- No Orphans! Because who likes cute? Besides, hasn't every single one of us, at one time or another, said quietly to ourselves, "I'm a-sick of all these orphans!" Be honest. Oh, and it deals with some of those nasty tales going around about a possible summer fling with John Calvin.*
- Orphans? No Orphans? Because you don't know what's there. And you've got to know. You just do.
*Warning: some material may be inappropriate for Methodists and children under six.
As Promised, Pictures From Romania
I hate long loading times, so I've posted these first pictures from Romania over here
. True, there are only two of them, but I hope to eventually have many more pictures from Romania, including all twenty of the kids, so I figured I'd set the standard now. Enjoy.
Bullet Points are easy to read
- I've been working the night shift at the orphanage almost every night the past week. It's my favorite shift, so I don't mind that I've had to work extra hours. I'm willing to give up basketball to be there to put the kids to bed. I just think that somebody should be there to go to each bed and tell the kids, "Good night, I love you." No three-year-old should go to bed without that.
- The night shift gets tougher, though, since each night I get begged harder to stay behind. The hardest is the last room, where all the oldest kids are, since they're three and four years old, and they actually understand that I'm leaving for the night. Gabi tells me to sit down next to her bed and stay the night with her. Sanda comes over to order me not to go back to my house. Nati comes and crawls in my lap. Pamela offers me her bed. It gets harder every night to say no. I'd honestly stay if the workers let me.
- A new team is here from Wyoming - they're the first big team whose principle language is English since the beginning of the summer. It's nice to have a loud dining room again. One bought a duckling in the marketplace today ("Sixty cents!" he said. "It was a bargain."). Naturally, it's incredibly cute, but the little thing won't shut up. Plus, there's poop everywhere. Its name is George, or maybe Wilson, depending on who you ask.
- I'm trying to befriend the stray horse who has been hanging around by the clinic. She's an old, swayback pure white retired cart horse, and I have dreams that someday we'll become such good friends that we will ride bareback together everywhere.

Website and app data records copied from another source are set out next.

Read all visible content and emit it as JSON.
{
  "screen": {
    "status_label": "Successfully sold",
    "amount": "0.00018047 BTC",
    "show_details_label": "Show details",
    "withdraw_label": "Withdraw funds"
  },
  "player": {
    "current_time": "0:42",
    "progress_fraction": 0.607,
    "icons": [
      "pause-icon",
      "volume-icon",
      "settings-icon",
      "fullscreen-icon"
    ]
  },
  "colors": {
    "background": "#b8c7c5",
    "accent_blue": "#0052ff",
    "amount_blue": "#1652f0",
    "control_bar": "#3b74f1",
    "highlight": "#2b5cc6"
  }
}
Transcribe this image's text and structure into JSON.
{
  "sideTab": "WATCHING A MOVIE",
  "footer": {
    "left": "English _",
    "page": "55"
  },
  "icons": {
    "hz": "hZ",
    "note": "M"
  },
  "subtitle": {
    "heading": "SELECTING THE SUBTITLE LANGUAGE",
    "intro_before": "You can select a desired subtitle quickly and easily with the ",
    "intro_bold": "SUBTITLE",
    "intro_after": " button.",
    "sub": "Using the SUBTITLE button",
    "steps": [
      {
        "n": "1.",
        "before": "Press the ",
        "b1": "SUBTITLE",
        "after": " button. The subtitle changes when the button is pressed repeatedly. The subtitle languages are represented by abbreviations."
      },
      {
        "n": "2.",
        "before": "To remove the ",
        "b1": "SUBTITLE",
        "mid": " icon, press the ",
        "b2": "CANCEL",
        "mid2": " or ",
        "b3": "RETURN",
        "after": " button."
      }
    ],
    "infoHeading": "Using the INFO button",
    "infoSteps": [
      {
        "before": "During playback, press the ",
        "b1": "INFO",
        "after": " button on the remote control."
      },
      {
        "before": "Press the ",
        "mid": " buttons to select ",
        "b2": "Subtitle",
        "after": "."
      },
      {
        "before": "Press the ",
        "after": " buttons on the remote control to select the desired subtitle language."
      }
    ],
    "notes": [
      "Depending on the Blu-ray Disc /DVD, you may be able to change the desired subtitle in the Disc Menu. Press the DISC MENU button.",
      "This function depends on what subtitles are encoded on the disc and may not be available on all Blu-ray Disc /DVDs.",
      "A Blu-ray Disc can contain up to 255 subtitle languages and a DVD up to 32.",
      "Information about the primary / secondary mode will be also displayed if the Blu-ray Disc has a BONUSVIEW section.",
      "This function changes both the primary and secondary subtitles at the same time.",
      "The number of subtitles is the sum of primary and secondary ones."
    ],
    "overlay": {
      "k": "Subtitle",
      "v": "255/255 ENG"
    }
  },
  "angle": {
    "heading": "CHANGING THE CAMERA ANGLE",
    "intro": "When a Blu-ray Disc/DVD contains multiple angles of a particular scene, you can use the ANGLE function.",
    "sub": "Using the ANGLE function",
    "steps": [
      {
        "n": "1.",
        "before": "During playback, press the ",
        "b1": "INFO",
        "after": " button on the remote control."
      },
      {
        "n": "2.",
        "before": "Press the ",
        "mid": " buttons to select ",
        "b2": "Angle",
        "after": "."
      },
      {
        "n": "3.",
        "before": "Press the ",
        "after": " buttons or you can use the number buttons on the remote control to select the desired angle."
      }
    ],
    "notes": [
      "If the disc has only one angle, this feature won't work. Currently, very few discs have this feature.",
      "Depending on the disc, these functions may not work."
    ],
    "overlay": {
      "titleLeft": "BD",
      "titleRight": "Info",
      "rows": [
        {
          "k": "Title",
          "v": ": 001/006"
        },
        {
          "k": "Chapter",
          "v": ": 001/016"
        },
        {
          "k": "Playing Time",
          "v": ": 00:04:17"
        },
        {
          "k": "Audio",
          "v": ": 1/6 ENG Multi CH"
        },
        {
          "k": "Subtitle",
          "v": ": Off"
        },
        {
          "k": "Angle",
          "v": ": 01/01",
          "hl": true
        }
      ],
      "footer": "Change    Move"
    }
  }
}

She remains skittish and aloof, but I hold out hope that I'll break through, and we'll be best friends, like the Black Stallion and whoever rode the Black Stallion.
- In the meantime, I've been riding around on a bike that Chris found. It's an rusty red grandmother bicycle from the seventies, with three speeds and "Free Spirit" emblazoned on its side. It also has two flat tires and a lot of loose parts, and so the Romanians laugh whenever I ride by. I don't care. I'm trying to teach myself how to ride with no hands. I'm up to a full second.
- I finished the first draft of one of my screenplays, and sent it out for critique to a few people whose counsel I trust, and who I figured probably didn't have much of anything better to do, anyway.* Never underestimate the power of intelligent people with too much time on their hands. I might later post a second draft and submit it for general review to any readers who also seem to have more time than they know what to do with.
- And finally, my dad sent me some pictures that he took of me with the kids at the orphanage. I'll post them soon, possibly within the hour if I can get them up in time. If not, you might have to wait another week.
* This is what's known in the business as a "defensive comment." If anyone complains that I didn't ask for their
opinion on my script, I can simply reply: "Oh! Well, I figured you were too busy." Of course, if you made it this far on the post, we can be pretty sure that you weren't.